__Source material__:
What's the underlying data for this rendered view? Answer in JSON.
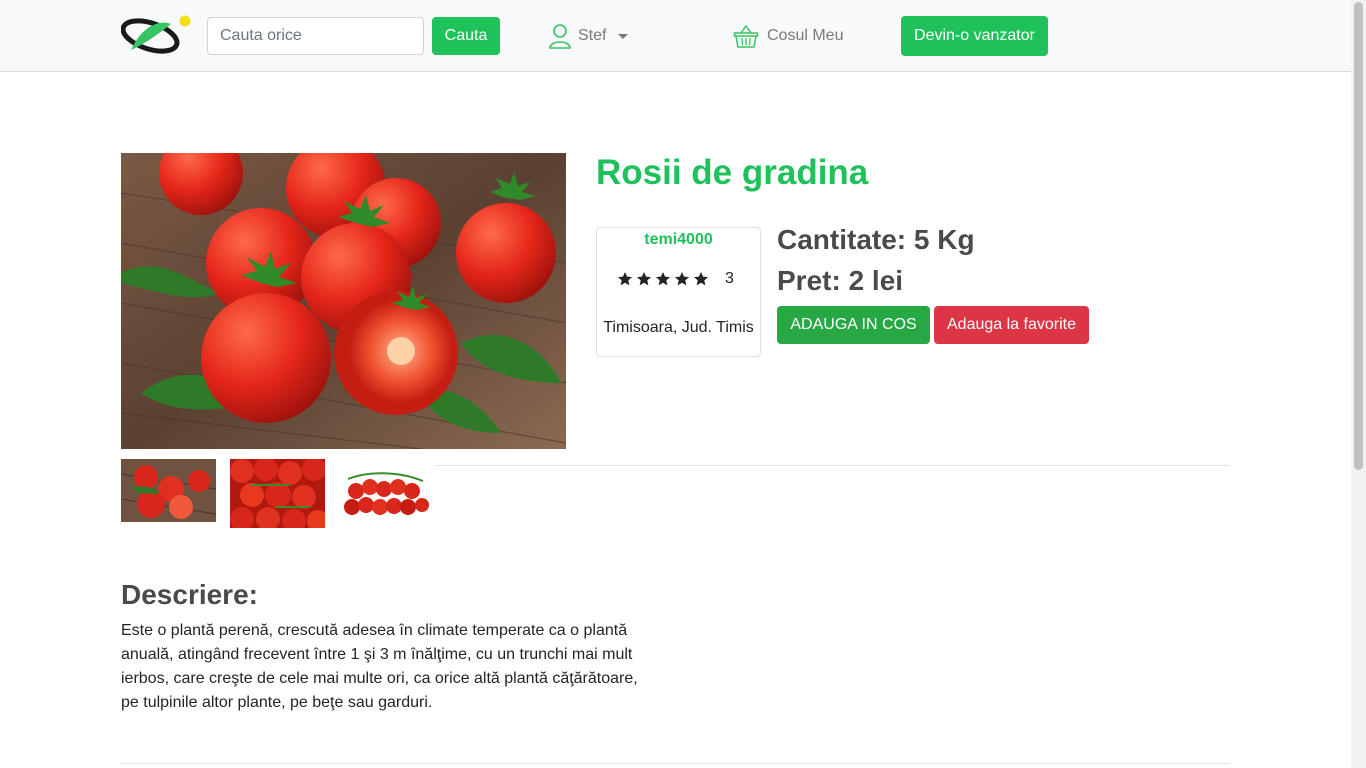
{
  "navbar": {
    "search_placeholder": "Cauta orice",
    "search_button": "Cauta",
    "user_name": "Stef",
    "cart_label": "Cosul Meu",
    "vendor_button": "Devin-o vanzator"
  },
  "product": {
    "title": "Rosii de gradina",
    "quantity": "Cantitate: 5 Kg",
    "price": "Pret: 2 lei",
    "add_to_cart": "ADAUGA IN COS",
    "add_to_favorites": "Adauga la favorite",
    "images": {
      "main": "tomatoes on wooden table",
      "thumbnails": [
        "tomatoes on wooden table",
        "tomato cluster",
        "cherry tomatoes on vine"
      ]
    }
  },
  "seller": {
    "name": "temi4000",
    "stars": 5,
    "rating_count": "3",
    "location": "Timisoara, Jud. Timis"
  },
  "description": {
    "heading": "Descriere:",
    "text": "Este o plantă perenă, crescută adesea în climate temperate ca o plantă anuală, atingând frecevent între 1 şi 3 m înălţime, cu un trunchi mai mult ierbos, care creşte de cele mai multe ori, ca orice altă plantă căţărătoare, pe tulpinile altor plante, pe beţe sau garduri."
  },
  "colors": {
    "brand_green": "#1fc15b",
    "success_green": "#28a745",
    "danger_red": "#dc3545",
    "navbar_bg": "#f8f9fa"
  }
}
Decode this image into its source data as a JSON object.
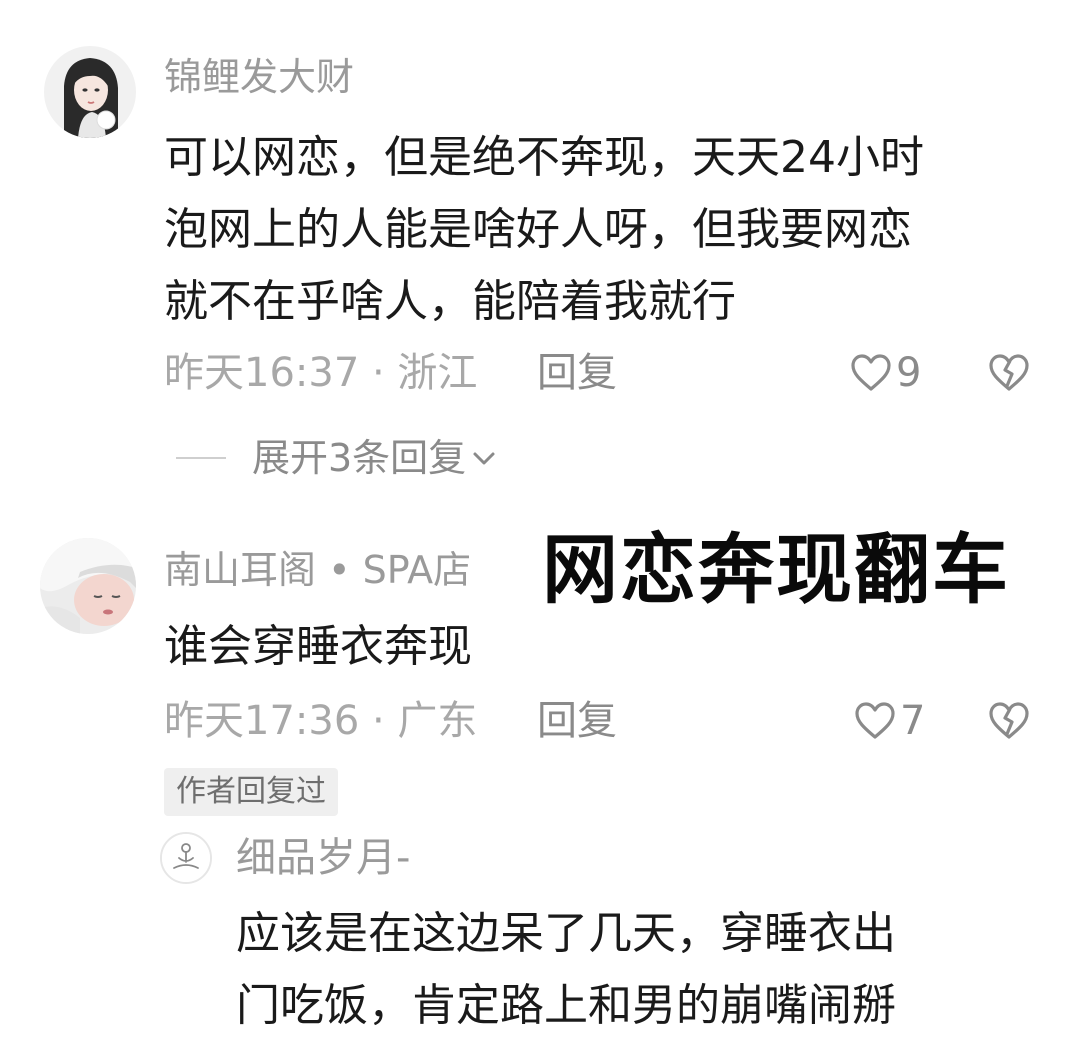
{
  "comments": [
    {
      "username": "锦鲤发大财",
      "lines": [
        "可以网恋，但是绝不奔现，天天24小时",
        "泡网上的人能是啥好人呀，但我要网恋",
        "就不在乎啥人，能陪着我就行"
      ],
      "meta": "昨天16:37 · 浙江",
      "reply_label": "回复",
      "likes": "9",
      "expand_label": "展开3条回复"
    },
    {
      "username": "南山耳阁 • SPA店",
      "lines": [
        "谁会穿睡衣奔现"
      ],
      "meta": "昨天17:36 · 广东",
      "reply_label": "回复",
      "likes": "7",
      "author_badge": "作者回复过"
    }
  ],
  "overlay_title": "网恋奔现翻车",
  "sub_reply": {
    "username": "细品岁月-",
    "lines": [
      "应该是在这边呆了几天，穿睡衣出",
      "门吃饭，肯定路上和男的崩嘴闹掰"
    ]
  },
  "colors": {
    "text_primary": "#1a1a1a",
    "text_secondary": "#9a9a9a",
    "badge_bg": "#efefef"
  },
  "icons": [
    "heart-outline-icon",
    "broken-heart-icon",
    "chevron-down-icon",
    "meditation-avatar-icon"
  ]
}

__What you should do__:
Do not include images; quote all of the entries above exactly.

__Response to this task__:
What's the underlying data for this rendered view? Answer in JSON.
{
  "navbar": {
    "search_placeholder": "Cauta orice",
    "search_button": "Cauta",
    "user_name": "Stef",
    "cart_label": "Cosul Meu",
    "vendor_button": "Devin-o vanzator"
  },
  "product": {
    "title": "Rosii de gradina",
    "quantity": "Cantitate: 5 Kg",
    "price": "Pret: 2 lei",
    "add_to_cart": "ADAUGA IN COS",
    "add_to_favorites": "Adauga la favorite",
    "images": {
      "main": "tomatoes on wooden table",
      "thumbnails": [
        "tomatoes on wooden table",
        "tomato cluster",
        "cherry tomatoes on vine"
      ]
    }
  },
  "seller": {
    "name": "temi4000",
    "stars": 5,
    "rating_count": "3",
    "location": "Timisoara, Jud. Timis"
  },
  "description": {
    "heading": "Descriere:",
    "text": "Este o plantă perenă, crescută adesea în climate temperate ca o plantă anuală, atingând frecevent între 1 şi 3 m înălţime, cu un trunchi mai mult ierbos, care creşte de cele mai multe ori, ca orice altă plantă căţărătoare, pe tulpinile altor plante, pe beţe sau garduri."
  },
  "colors": {
    "brand_green": "#1fc15b",
    "success_green": "#28a745",
    "danger_red": "#dc3545",
    "navbar_bg": "#f8f9fa"
  }
}
Decode this image into its source data as a JSON object.
{
  "comments": [
    {
      "username": "锦鲤发大财",
      "lines": [
        "可以网恋，但是绝不奔现，天天24小时",
        "泡网上的人能是啥好人呀，但我要网恋",
        "就不在乎啥人，能陪着我就行"
      ],
      "meta": "昨天16:37 · 浙江",
      "reply_label": "回复",
      "likes": "9",
      "expand_label": "展开3条回复"
    },
    {
      "username": "南山耳阁 • SPA店",
      "lines": [
        "谁会穿睡衣奔现"
      ],
      "meta": "昨天17:36 · 广东",
      "reply_label": "回复",
      "likes": "7",
      "author_badge": "作者回复过"
    }
  ],
  "overlay_title": "网恋奔现翻车",
  "sub_reply": {
    "username": "细品岁月-",
    "lines": [
      "应该是在这边呆了几天，穿睡衣出",
      "门吃饭，肯定路上和男的崩嘴闹掰"
    ]
  },
  "colors": {
    "text_primary": "#1a1a1a",
    "text_secondary": "#9a9a9a",
    "badge_bg": "#efefef"
  },
  "icons": [
    "heart-outline-icon",
    "broken-heart-icon",
    "chevron-down-icon",
    "meditation-avatar-icon"
  ]
}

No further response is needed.